My friend, composer, and accordionist Maxime Perrin released this album Ardente Abissu with his band in 2009, and I am even happier about the return of this album because, in my opinion, it is certainly the one that resembles him the most.
Indeed, Maxime Perrin’s broad culture ranges from classical music to pop, rock, jazz, and world music, making it very difficult to summarize his work. This album does it perfectly.
Maxime enjoys provoking, and therefore, after the raw violence of the album’s first track, “Mazzeri,” with its deliciously wild side, we have “Suite Bonaparte,” which follows a very classical structure and is as radiant as a film score. Ardente Abissu is an album full of contradictions that harmonize with each other due to the melodic sense and arrangements that Maxime has perfectly mastered.

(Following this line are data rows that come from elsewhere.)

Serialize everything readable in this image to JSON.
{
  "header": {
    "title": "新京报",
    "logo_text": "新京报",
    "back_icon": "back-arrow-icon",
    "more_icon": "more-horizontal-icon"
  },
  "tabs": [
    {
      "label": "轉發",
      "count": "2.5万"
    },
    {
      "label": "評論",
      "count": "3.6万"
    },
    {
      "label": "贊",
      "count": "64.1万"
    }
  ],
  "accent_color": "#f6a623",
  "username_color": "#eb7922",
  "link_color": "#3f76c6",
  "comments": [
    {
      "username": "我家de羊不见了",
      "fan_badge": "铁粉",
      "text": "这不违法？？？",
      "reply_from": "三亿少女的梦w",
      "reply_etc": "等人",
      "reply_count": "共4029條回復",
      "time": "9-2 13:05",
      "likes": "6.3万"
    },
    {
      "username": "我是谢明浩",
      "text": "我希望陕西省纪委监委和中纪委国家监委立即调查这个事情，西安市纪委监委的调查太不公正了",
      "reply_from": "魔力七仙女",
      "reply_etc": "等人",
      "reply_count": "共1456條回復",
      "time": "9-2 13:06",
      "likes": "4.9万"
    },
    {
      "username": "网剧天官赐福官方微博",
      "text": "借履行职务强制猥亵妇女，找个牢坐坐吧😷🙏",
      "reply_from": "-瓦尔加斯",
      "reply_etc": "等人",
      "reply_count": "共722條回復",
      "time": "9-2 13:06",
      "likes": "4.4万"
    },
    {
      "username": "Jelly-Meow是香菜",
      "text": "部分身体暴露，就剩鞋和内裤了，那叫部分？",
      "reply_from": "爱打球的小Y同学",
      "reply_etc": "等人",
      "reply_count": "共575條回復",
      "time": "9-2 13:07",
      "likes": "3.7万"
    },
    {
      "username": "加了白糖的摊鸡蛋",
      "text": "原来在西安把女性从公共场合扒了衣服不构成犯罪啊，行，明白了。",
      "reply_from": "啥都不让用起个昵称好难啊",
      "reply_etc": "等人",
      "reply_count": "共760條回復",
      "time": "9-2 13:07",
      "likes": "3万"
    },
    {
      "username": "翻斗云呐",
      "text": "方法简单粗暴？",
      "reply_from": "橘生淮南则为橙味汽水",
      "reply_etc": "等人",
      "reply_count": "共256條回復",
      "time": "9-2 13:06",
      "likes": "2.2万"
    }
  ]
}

This album is also a bit of his life, him being a boy from the center of France who came into contact with Corsica… Those who come into contact get pricked, and that was the case, resulting in “Les Jumeaux”… And undoubtedly, his new life allows him to assume his compositions even better, both intellectually and scenically. Azura is composed primarily by Maxime Perrin on the accordion, Jean Brice Godet on the clarinet, Remi Habib on the double bass, and Stephane Sangline on drums, with a few additional guest musicians providing support… Azura is strong!
While I spoke about the energy of this album, you will also find poetic reverie within it because each artist present contributes a bit of themselves, and when Maxime hands them a score, magic happens. This album is a true wonder, even more modern today than what it represented in 2009. Such a group is too confined within a small country like France; it carries an international dimension within itself and has the ability to captivate anyone lucky enough to encounter it.
Yes, all the artists present on this album are truly incredible and provide an unparalleled foundation for Maxime Perrin’s work. He couldn’t dream of anything better. Hopefully, Azura will finally set foot in many countries that will be ready to welcome it with open arms. I mainly think of the USA, where the use of the accordion in this form is completely unknown, and where this kind of composition can only find success with an audience eager for all kinds of propositions.
I hope you will enjoy this discovery, which will appeal to anyone who considers art essential to life, like water, air, or fire.
The editorial teams of Paris-Move and Bayou Blue Radio have placed this album in the “essential” category, and it is perfectly justified.
PARIS-MOVE, May 30th 2023